# THE TASK
Copy out each line of the material that includes the word "Endre".

# DATASET RECORDS
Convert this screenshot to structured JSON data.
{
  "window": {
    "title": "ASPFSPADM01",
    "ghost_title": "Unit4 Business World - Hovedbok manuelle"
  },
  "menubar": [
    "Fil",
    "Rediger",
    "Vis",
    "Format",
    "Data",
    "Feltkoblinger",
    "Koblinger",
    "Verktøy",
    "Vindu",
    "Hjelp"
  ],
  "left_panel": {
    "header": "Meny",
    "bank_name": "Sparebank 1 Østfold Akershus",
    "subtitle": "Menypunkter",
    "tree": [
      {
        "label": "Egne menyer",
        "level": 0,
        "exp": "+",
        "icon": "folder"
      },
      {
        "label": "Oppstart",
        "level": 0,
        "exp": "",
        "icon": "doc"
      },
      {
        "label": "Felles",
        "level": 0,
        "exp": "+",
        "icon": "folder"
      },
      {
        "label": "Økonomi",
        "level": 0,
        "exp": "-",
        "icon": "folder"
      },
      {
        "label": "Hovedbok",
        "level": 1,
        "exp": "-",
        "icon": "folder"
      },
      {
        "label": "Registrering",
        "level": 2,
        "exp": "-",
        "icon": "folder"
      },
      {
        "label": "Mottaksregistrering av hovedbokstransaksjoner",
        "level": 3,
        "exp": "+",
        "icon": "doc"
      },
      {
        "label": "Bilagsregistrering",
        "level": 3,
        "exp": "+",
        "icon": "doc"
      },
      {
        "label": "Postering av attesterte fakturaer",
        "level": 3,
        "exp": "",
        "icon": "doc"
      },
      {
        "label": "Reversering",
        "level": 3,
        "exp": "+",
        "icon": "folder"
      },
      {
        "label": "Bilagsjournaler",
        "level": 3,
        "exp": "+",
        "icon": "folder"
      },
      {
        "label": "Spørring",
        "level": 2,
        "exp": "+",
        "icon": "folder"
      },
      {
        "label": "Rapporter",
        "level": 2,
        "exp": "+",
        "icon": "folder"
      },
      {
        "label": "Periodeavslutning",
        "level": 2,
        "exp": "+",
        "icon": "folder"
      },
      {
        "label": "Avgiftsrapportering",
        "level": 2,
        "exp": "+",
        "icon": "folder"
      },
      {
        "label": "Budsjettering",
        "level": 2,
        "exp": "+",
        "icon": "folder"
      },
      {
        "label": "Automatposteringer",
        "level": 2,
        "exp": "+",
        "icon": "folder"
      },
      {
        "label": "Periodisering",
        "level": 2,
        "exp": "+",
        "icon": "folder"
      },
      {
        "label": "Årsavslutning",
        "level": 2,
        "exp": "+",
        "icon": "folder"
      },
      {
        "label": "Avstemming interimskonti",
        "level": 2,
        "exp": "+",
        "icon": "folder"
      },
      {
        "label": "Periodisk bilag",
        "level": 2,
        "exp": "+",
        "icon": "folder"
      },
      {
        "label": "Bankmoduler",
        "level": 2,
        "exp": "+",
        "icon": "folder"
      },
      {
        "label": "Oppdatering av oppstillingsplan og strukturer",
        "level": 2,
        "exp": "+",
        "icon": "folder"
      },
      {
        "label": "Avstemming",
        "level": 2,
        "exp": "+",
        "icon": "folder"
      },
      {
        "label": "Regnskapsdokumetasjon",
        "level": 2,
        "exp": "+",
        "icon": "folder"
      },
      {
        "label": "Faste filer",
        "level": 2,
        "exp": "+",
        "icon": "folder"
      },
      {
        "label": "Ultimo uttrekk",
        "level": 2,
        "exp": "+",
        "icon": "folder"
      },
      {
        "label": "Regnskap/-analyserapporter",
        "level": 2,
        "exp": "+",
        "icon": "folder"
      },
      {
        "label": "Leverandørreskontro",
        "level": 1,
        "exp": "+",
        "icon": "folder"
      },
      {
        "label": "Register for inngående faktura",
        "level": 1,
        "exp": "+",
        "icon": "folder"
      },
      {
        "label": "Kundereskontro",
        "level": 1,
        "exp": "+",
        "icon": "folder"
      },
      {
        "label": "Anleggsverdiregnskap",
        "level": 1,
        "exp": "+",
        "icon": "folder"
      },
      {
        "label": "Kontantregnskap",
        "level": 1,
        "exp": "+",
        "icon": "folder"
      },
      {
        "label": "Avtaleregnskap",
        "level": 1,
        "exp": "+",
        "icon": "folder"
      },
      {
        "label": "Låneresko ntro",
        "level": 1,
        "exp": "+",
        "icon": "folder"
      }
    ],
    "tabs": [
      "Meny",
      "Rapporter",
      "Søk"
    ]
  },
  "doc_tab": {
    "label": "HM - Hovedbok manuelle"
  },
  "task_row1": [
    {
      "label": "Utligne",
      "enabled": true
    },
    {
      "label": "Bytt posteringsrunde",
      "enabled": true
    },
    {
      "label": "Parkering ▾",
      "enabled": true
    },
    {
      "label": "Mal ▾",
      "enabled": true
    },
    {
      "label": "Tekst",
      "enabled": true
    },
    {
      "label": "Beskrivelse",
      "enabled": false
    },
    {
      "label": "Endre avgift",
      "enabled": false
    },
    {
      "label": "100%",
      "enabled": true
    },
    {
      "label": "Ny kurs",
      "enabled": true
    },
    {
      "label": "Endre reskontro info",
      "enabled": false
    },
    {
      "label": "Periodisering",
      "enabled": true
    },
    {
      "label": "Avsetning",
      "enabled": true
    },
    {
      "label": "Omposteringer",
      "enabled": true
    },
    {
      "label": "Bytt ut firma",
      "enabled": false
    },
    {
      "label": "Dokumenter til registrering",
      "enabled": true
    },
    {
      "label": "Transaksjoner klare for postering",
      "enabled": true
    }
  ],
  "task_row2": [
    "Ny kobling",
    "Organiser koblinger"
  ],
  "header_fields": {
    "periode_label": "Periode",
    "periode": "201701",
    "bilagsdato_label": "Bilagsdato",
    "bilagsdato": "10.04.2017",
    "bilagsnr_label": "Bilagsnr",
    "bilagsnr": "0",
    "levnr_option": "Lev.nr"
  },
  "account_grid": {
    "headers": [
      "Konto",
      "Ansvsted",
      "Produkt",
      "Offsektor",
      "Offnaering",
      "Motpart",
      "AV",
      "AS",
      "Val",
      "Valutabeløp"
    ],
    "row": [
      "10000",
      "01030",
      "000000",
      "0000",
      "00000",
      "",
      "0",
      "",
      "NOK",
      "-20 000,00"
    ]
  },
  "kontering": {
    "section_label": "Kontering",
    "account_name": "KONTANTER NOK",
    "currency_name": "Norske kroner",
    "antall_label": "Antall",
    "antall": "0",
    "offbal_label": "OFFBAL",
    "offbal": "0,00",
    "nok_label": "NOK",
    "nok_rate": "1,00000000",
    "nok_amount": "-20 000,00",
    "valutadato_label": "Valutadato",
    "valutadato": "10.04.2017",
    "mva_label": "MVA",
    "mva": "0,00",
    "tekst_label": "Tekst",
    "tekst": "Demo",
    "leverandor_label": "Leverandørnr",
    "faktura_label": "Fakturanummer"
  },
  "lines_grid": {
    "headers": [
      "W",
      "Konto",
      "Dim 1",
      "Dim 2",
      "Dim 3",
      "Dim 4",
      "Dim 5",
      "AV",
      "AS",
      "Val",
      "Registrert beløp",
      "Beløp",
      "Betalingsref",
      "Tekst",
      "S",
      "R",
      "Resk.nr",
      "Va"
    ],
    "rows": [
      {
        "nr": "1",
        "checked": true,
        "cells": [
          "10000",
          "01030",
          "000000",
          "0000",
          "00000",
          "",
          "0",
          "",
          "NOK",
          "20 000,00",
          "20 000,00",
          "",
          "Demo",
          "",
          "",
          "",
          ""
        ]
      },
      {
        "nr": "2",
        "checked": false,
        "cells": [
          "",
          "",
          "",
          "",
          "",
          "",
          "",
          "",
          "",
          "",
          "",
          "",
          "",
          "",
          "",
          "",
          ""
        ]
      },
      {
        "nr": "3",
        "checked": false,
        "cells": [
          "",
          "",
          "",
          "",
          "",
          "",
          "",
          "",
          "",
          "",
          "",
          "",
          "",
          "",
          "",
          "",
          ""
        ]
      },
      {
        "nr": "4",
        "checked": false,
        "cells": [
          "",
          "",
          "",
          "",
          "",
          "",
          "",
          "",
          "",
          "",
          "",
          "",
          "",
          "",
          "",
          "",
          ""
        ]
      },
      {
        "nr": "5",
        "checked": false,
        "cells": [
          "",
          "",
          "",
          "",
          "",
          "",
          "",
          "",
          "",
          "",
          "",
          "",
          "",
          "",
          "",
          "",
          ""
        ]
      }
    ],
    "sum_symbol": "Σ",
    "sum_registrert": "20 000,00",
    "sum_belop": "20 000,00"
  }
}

# EXERCISE RESPONSE
      "label": "Endre avgift",
      "label": "Endre reskontro info",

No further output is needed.